Her parents gasped, and the old woman let out a shriek of laughter.
“Why it is lizard guts, among other things. What a clever child you are!”
The father stood up and dropped his napkin on the table. The mother’s eyes where like two saucers as she held her napkin to her lips and covered her nose. Jennifer’s ears stood upright. She jumped off the chair and hid behind it.
“Why did you serve us this ghastly soup and what else is in it?” the father demanded to know feeling over wrought, his voice booming.
The old woman smiled sweetly and she answered.
“Sir, the soup is made of the finest ingredients:

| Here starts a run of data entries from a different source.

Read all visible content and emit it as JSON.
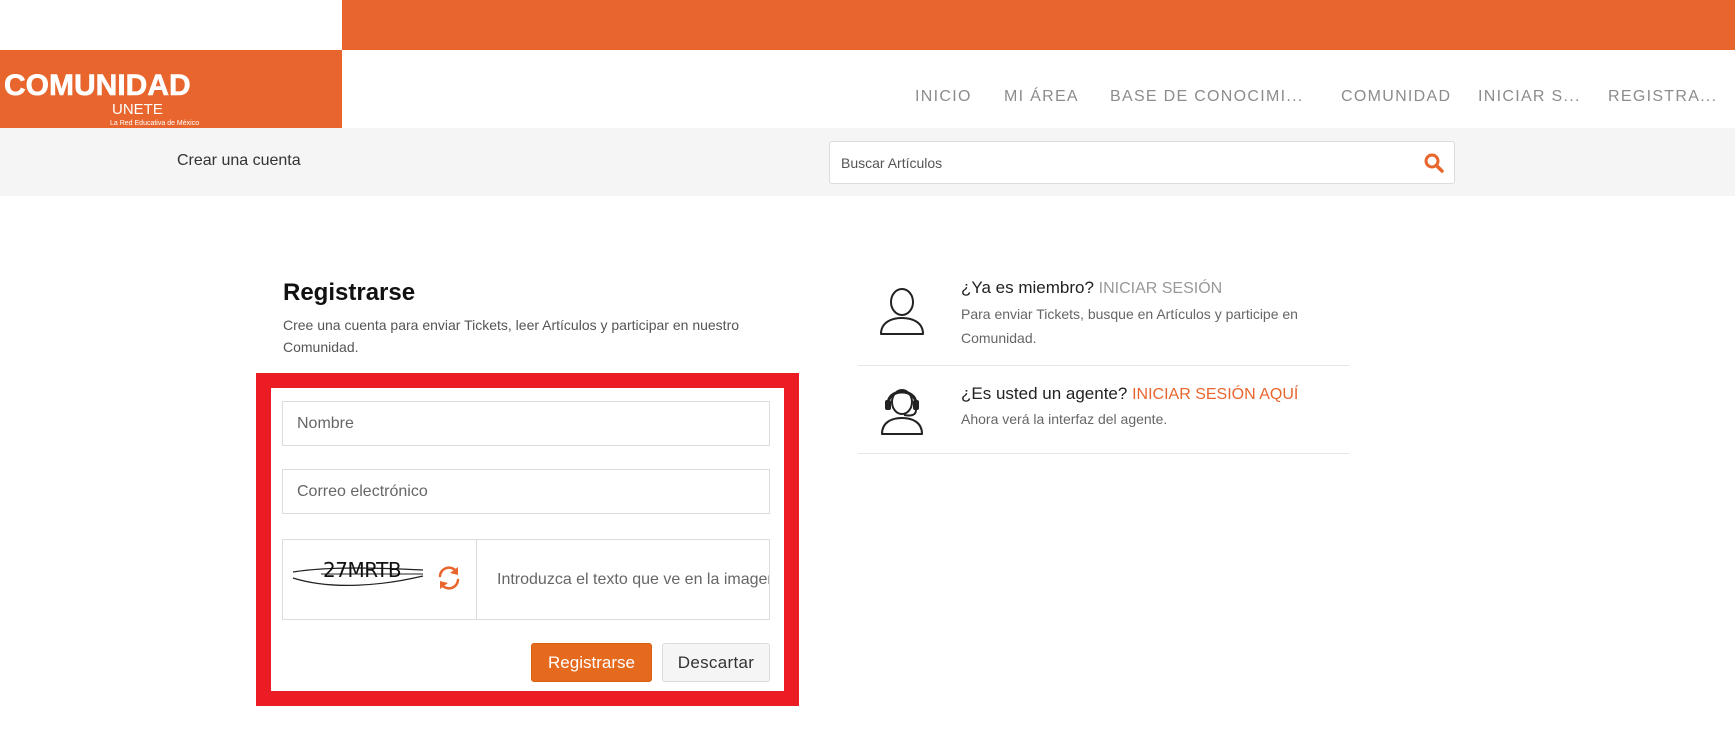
{
  "brand": {
    "logo_word": "COMUNIDAD",
    "logo_sub": "UNETE",
    "logo_tagline": "La Red Educativa de México",
    "accent": "#e8662d"
  },
  "nav": {
    "items": [
      {
        "label": "INICIO"
      },
      {
        "label": "MI ÁREA"
      },
      {
        "label": "BASE DE CONOCIMI..."
      },
      {
        "label": "COMUNIDAD"
      },
      {
        "label": "INICIAR S..."
      },
      {
        "label": "REGISTRA..."
      }
    ],
    "active_index": 5
  },
  "subbar": {
    "title": "Crear una cuenta",
    "search_placeholder": "Buscar Artículos",
    "search_icon": "search-icon"
  },
  "register": {
    "title": "Registrarse",
    "description": "Cree una cuenta para enviar Tickets, leer Artículos y participar en nuestro Comunidad.",
    "name_placeholder": "Nombre",
    "email_placeholder": "Correo electrónico",
    "captcha_code": "27MRTB",
    "captcha_placeholder": "Introduzca el texto que ve en la imagen",
    "submit_label": "Registrarse",
    "cancel_label": "Descartar",
    "highlight_color": "#ec1c24"
  },
  "member": {
    "question": "¿Ya es miembro?",
    "link": "INICIAR SESIÓN",
    "text": "Para enviar Tickets, busque en Artículos y participe en Comunidad.",
    "icon": "user-icon"
  },
  "agent": {
    "question": "¿Es usted un agente?",
    "link": "INICIAR SESIÓN AQUÍ",
    "text": "Ahora verá la interfaz del agente.",
    "icon": "headset-agent-icon"
  }
}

Six cups of clear pond water in which toads have kept their feet cool for three days.
A cup of lizard innards grilled to perfection with a bit of sweet moss.
Four tablespoons of wild dandelion and nasturtium blossoms with a tad of honey.
A pinch of mosquito wings and a few seeds of the Mandragora officinarum."